by Wah Keung Chan & Lilian I. Liganor
Art historian and interior designer by training, jewelry-maker by necessity, and opera singer by passion, soprano and philanthropist Dr. Sharon Azrieli, who holds a doctorate in music, has always had a creative itch. An avid fan of estate sales, she took on more than she could ever imagine one fateful day in 2011 by stumbling upon, and ultimately purchasing, a neglected historic house in Westmount known as Braemar House. “It just felt right the moment I walked in,” recalled Azrieli of the building’s magnetic draw. “Instead of asking myself where am I, the question was when am I?”
The 1847 Regency-style plantation house is one of the oldest homes in the area, atop a hill in upper Westmount. It was originally owned by William Footner, architect of Bonsecours Market. When Azrieli bought Braemar, it was suffering from 30 years of disrepair, but she saw a diamond in the rough in the wraparound balcony, 11- to 13-foot ceilings, original shutters and solid pine floorboards. With loving care, and respect for the house’s historical significance, she proceeded to research, restore, replicate, and re-design most of the building to new glory, joyfully uncovering various untold structural treasures, such as the basement windows hidden behind cinderblock.
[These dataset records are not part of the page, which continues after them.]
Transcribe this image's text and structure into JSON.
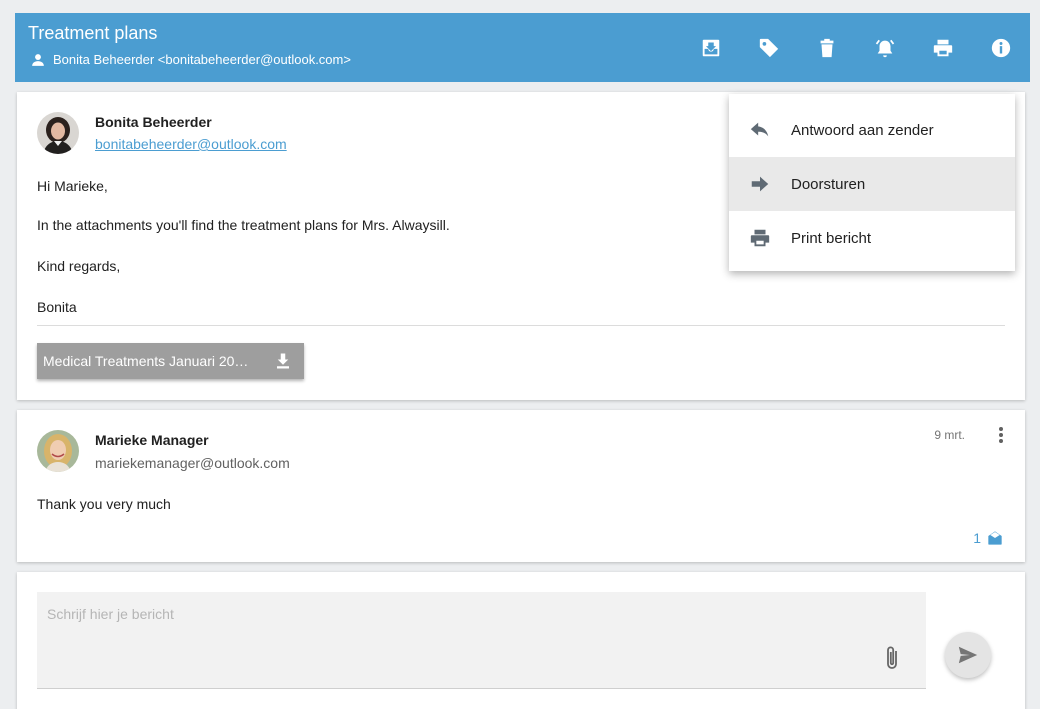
{
  "header": {
    "title": "Treatment plans",
    "subtitle": "Bonita Beheerder <bonitabeheerder@outlook.com>",
    "color": "#4b9dd1",
    "actions": [
      {
        "name": "archive-icon"
      },
      {
        "name": "tag-icon"
      },
      {
        "name": "trash-icon"
      },
      {
        "name": "alarm-icon"
      },
      {
        "name": "print-icon"
      },
      {
        "name": "info-icon"
      }
    ]
  },
  "message1": {
    "sender_name": "Bonita Beheerder",
    "sender_email": "bonitabeheerder@outlook.com",
    "greeting": "Hi Marieke,",
    "body": "In the attachments you'll find the treatment plans for Mrs. Alwaysill.",
    "closing": "Kind regards,",
    "signature": "Bonita",
    "attachment_label": "Medical Treatments Januari 20…"
  },
  "context_menu": {
    "items": [
      {
        "label": "Antwoord aan zender",
        "icon": "reply-icon"
      },
      {
        "label": "Doorsturen",
        "icon": "forward-icon",
        "active": true
      },
      {
        "label": "Print bericht",
        "icon": "print-icon"
      }
    ]
  },
  "message2": {
    "sender_name": "Marieke Manager",
    "sender_email": "mariekemanager@outlook.com",
    "date": "9 mrt.",
    "body": "Thank you very much",
    "read_count": "1"
  },
  "compose": {
    "placeholder": "Schrijf hier je bericht"
  }
}
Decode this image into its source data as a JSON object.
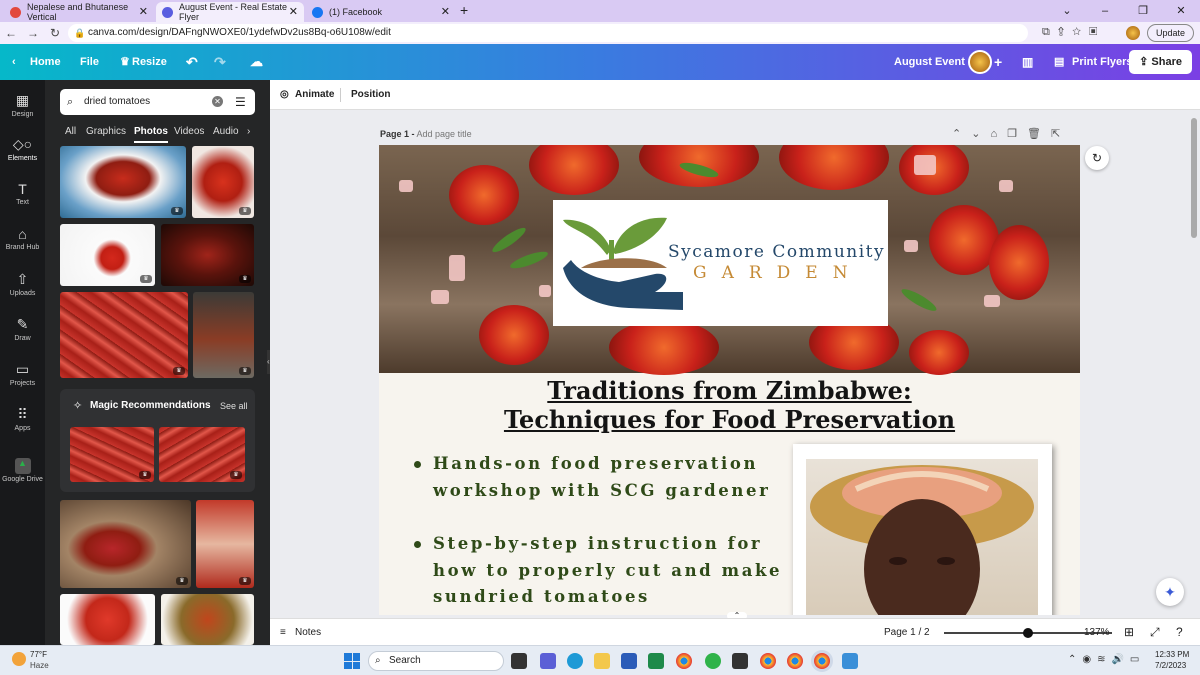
{
  "browser": {
    "tabs": [
      {
        "title": "Nepalese and Bhutanese Vertical",
        "icon": "canva-icon"
      },
      {
        "title": "August Event - Real Estate Flyer",
        "icon": "canva-icon",
        "active": true
      },
      {
        "title": "(1) Facebook",
        "icon": "facebook-icon"
      }
    ],
    "url": "canva.com/design/DAFngNWOXE0/1ydefwDv2us8Bq-o6U108w/edit",
    "update_label": "Update"
  },
  "canva_header": {
    "home": "Home",
    "file": "File",
    "resize": "Resize",
    "design_title": "August Event",
    "print": "Print Flyers",
    "share": "Share"
  },
  "rail": [
    "Design",
    "Elements",
    "Text",
    "Brand Hub",
    "Uploads",
    "Draw",
    "Projects",
    "Apps",
    "Google Drive"
  ],
  "panel": {
    "search_value": "dried tomatoes",
    "tabs": [
      "All",
      "Graphics",
      "Photos",
      "Videos",
      "Audio"
    ],
    "magic_title": "Magic Recommendations",
    "see_all": "See all"
  },
  "toolbar": {
    "animate": "Animate",
    "position": "Position"
  },
  "page": {
    "label": "Page 1 -",
    "placeholder": "Add page title"
  },
  "flyer": {
    "logo_line1": "Sycamore Community",
    "logo_line2": "GARDEN",
    "title_line1": "Traditions from Zimbabwe:",
    "title_line2": "Techniques for Food Preservation",
    "bullets": [
      {
        "line1": "Hands-on food preservation",
        "line2": "workshop with SCG gardener",
        "line3": ""
      },
      {
        "line1": "Step-by-step instruction for",
        "line2": "how to properly cut and make",
        "line3": "sundried tomatoes"
      }
    ]
  },
  "bottom": {
    "notes": "Notes",
    "page_count": "Page 1 / 2",
    "zoom": "137%"
  },
  "taskbar": {
    "weather_temp": "77°F",
    "weather_desc": "Haze",
    "search": "Search",
    "time": "12:33 PM",
    "date": "7/2/2023"
  },
  "colors": {
    "canva_gradient_start": "#06b8c9",
    "canva_gradient_end": "#7b3fe4",
    "flyer_green": "#2f4a18",
    "logo_blue": "#24486a",
    "logo_gold": "#c58a35"
  }
}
The refurb turned out to be a four-year process costing more than the purchase price, but earning Azrieli a master class in renovation and Westmount’s complex bylaws.
As you walk through the rooms of the main floor, the sumptuous palette of colours (from butter yellow and cobalt blue to tangerine orange and vibrant turquoise) create a bold and cheerful statement about the owner’s personality and artistic talent. Natural light streaming through the tall windows from all sides highlight the harmony of rich colours.
One of Azrieli’s favourite spots is found at the landing of the east stairs, reworked to turn 180 degrees to allow more space for the music studio area and clear the path to the room’s window view. A honey-brown baby grand that has sentimental value from bygone days sits proudly in the centre of the room with framed family photos resting on top of it, while an ethereal turquoise chandelier and a fireplace with a mantelpiece of detailed woodwork complete the room. This sunny atrium is just across the predominantly turquoise library (with shelves and cabinets custom-designed by Azrieli), and can accommodate an intimate private concert for 40. A discrete sound system can broadcast to the salon next door, a room with butter-yellow walls bordered in cream white, decorated with Azrieli’s eclectic collection of paintings and furniture from estate sales, online shops and IKEA. The salon’s elegant windows offer a stunning panorama of the city below, but the vivid warm colours inside reflect Azrieli’s determination to bring Braemar House back to life with her creative vision and sensibility. She is finally home.
Azrieli makes her debut as Giaconda, in Ponchielli’s La Giaconda, New Jersey Verismo Opera, April 17, www.verismopera.org